• _Problem statement_:
Look through the records below, and whenever a line contains "Holding", copy it.

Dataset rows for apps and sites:
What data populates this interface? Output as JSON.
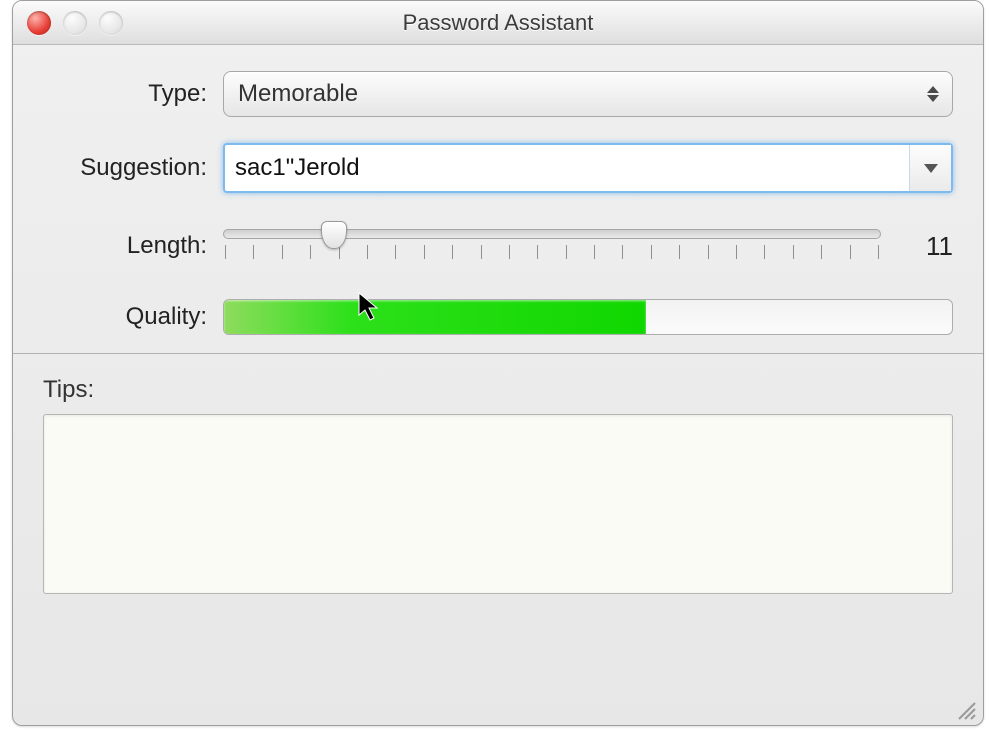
{
  "window": {
    "title": "Password Assistant"
  },
  "labels": {
    "type": "Type:",
    "suggestion": "Suggestion:",
    "length": "Length:",
    "quality": "Quality:",
    "tips": "Tips:"
  },
  "type": {
    "selected": "Memorable"
  },
  "suggestion": {
    "value": "sac1\"Jerold"
  },
  "length": {
    "value": "11",
    "slider_percent": 16.8,
    "min": 8,
    "max": 31,
    "ticks": 24
  },
  "quality": {
    "percent": 58,
    "color": "#1ed60a"
  },
  "tips": {
    "text": ""
  }
}
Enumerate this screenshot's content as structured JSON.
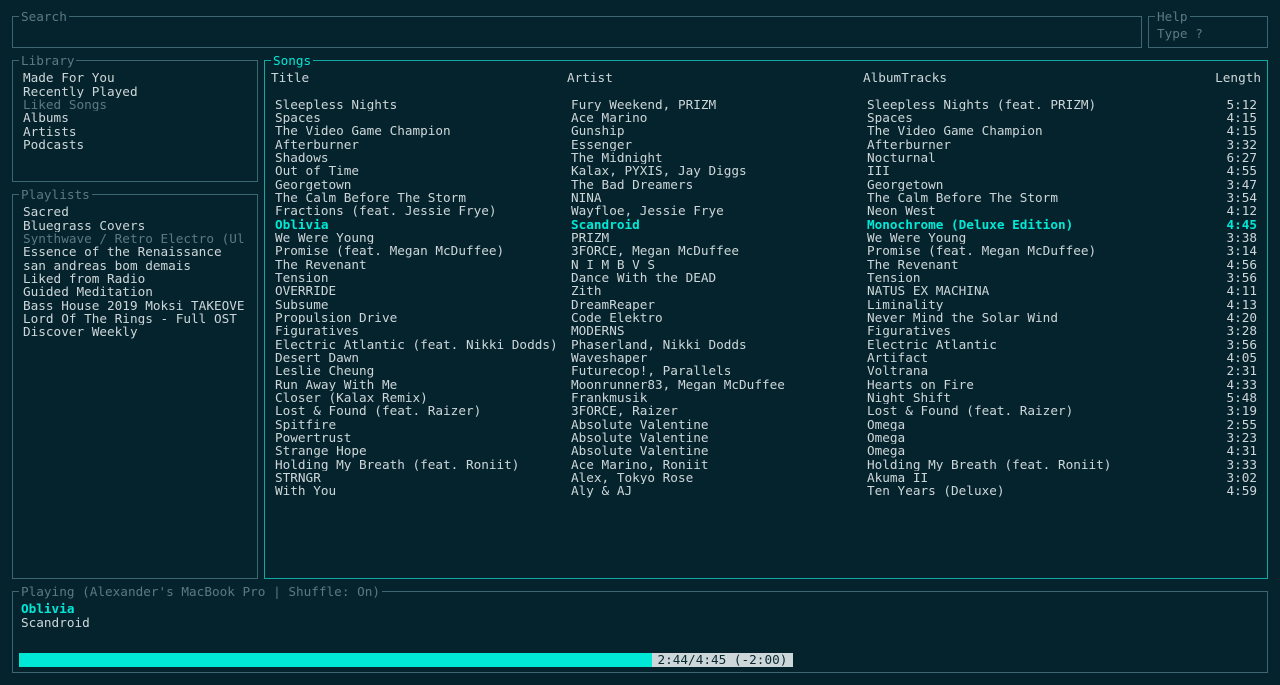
{
  "search": {
    "legend": "Search",
    "value": "",
    "placeholder": ""
  },
  "help": {
    "legend": "Help",
    "hint": "Type ?"
  },
  "library": {
    "legend": "Library",
    "items": [
      {
        "label": "Made For You",
        "selected": false
      },
      {
        "label": "Recently Played",
        "selected": false
      },
      {
        "label": "Liked Songs",
        "selected": true
      },
      {
        "label": "Albums",
        "selected": false
      },
      {
        "label": "Artists",
        "selected": false
      },
      {
        "label": "Podcasts",
        "selected": false
      }
    ]
  },
  "playlists": {
    "legend": "Playlists",
    "items": [
      {
        "label": "Sacred",
        "selected": false
      },
      {
        "label": "Bluegrass Covers",
        "selected": false
      },
      {
        "label": "Synthwave / Retro Electro (Ul",
        "selected": true
      },
      {
        "label": "Essence of the Renaissance",
        "selected": false
      },
      {
        "label": "san andreas bom demais",
        "selected": false
      },
      {
        "label": "Liked from Radio",
        "selected": false
      },
      {
        "label": "Guided Meditation",
        "selected": false
      },
      {
        "label": "Bass House 2019 Moksi TAKEOVE",
        "selected": false
      },
      {
        "label": "Lord Of The Rings - Full OST",
        "selected": false
      },
      {
        "label": "Discover Weekly",
        "selected": false
      }
    ]
  },
  "songs": {
    "legend": "Songs",
    "columns": {
      "title": "Title",
      "artist": "Artist",
      "album": "AlbumTracks",
      "length": "Length"
    },
    "rows": [
      {
        "title": "Sleepless Nights",
        "artist": "Fury Weekend, PRIZM",
        "album": "Sleepless Nights (feat. PRIZM)",
        "length": "5:12",
        "current": false
      },
      {
        "title": "Spaces",
        "artist": "Ace Marino",
        "album": "Spaces",
        "length": "4:15",
        "current": false
      },
      {
        "title": "The Video Game Champion",
        "artist": "Gunship",
        "album": "The Video Game Champion",
        "length": "4:15",
        "current": false
      },
      {
        "title": "Afterburner",
        "artist": "Essenger",
        "album": "Afterburner",
        "length": "3:32",
        "current": false
      },
      {
        "title": "Shadows",
        "artist": "The Midnight",
        "album": "Nocturnal",
        "length": "6:27",
        "current": false
      },
      {
        "title": "Out of Time",
        "artist": "Kalax, PYXIS, Jay Diggs",
        "album": "III",
        "length": "4:55",
        "current": false
      },
      {
        "title": "Georgetown",
        "artist": "The Bad Dreamers",
        "album": "Georgetown",
        "length": "3:47",
        "current": false
      },
      {
        "title": "The Calm Before The Storm",
        "artist": "NINA",
        "album": "The Calm Before The Storm",
        "length": "3:54",
        "current": false
      },
      {
        "title": "Fractions (feat. Jessie Frye)",
        "artist": "Wayfloe, Jessie Frye",
        "album": "Neon West",
        "length": "4:12",
        "current": false
      },
      {
        "title": "Oblivia",
        "artist": "Scandroid",
        "album": "Monochrome (Deluxe Edition)",
        "length": "4:45",
        "current": true
      },
      {
        "title": "We Were Young",
        "artist": "PRIZM",
        "album": "We Were Young",
        "length": "3:38",
        "current": false
      },
      {
        "title": "Promise (feat. Megan McDuffee)",
        "artist": "3FORCE, Megan McDuffee",
        "album": "Promise (feat. Megan McDuffee)",
        "length": "3:14",
        "current": false
      },
      {
        "title": "The Revenant",
        "artist": "N I M B V S",
        "album": "The Revenant",
        "length": "4:56",
        "current": false
      },
      {
        "title": "Tension",
        "artist": "Dance With the DEAD",
        "album": "Tension",
        "length": "3:56",
        "current": false
      },
      {
        "title": "OVERRIDE",
        "artist": "Zith",
        "album": "NATUS EX MACHINA",
        "length": "4:11",
        "current": false
      },
      {
        "title": "Subsume",
        "artist": "DreamReaper",
        "album": "Liminality",
        "length": "4:13",
        "current": false
      },
      {
        "title": "Propulsion Drive",
        "artist": "Code Elektro",
        "album": "Never Mind the Solar Wind",
        "length": "4:20",
        "current": false
      },
      {
        "title": "Figuratives",
        "artist": "MODERNS",
        "album": "Figuratives",
        "length": "3:28",
        "current": false
      },
      {
        "title": "Electric Atlantic (feat. Nikki Dodds)",
        "artist": "Phaserland, Nikki Dodds",
        "album": "Electric Atlantic",
        "length": "3:56",
        "current": false
      },
      {
        "title": "Desert Dawn",
        "artist": "Waveshaper",
        "album": "Artifact",
        "length": "4:05",
        "current": false
      },
      {
        "title": "Leslie Cheung",
        "artist": "Futurecop!, Parallels",
        "album": "Voltrana",
        "length": "2:31",
        "current": false
      },
      {
        "title": "Run Away With Me",
        "artist": "Moonrunner83, Megan McDuffee",
        "album": "Hearts on Fire",
        "length": "4:33",
        "current": false
      },
      {
        "title": "Closer (Kalax Remix)",
        "artist": "Frankmusik",
        "album": "Night Shift",
        "length": "5:48",
        "current": false
      },
      {
        "title": "Lost & Found (feat. Raizer)",
        "artist": "3FORCE, Raizer",
        "album": "Lost & Found (feat. Raizer)",
        "length": "3:19",
        "current": false
      },
      {
        "title": "Spitfire",
        "artist": "Absolute Valentine",
        "album": "Omega",
        "length": "2:55",
        "current": false
      },
      {
        "title": "Powertrust",
        "artist": "Absolute Valentine",
        "album": "Omega",
        "length": "3:23",
        "current": false
      },
      {
        "title": "Strange Hope",
        "artist": "Absolute Valentine",
        "album": "Omega",
        "length": "4:31",
        "current": false
      },
      {
        "title": "Holding My Breath (feat. Roniit)",
        "artist": "Ace Marino, Roniit",
        "album": "Holding My Breath (feat. Roniit)",
        "length": "3:33",
        "current": false
      },
      {
        "title": "STRNGR",
        "artist": "Alex, Tokyo Rose",
        "album": "Akuma II",
        "length": "3:02",
        "current": false
      },
      {
        "title": "With You",
        "artist": "Aly & AJ",
        "album": "Ten Years (Deluxe)",
        "length": "4:59",
        "current": false
      }
    ]
  },
  "playing": {
    "legend": "Playing (Alexander's MacBook Pro | Shuffle: On)",
    "title": "Oblivia",
    "artist": "Scandroid",
    "elapsed": "2:44",
    "total": "4:45",
    "remaining": "-2:00",
    "progress_percent": 57.5
  }
}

• _Response area_:
        "title": "Holding My Breath (feat. Roniit)",
        "album": "Holding My Breath (feat. Roniit)",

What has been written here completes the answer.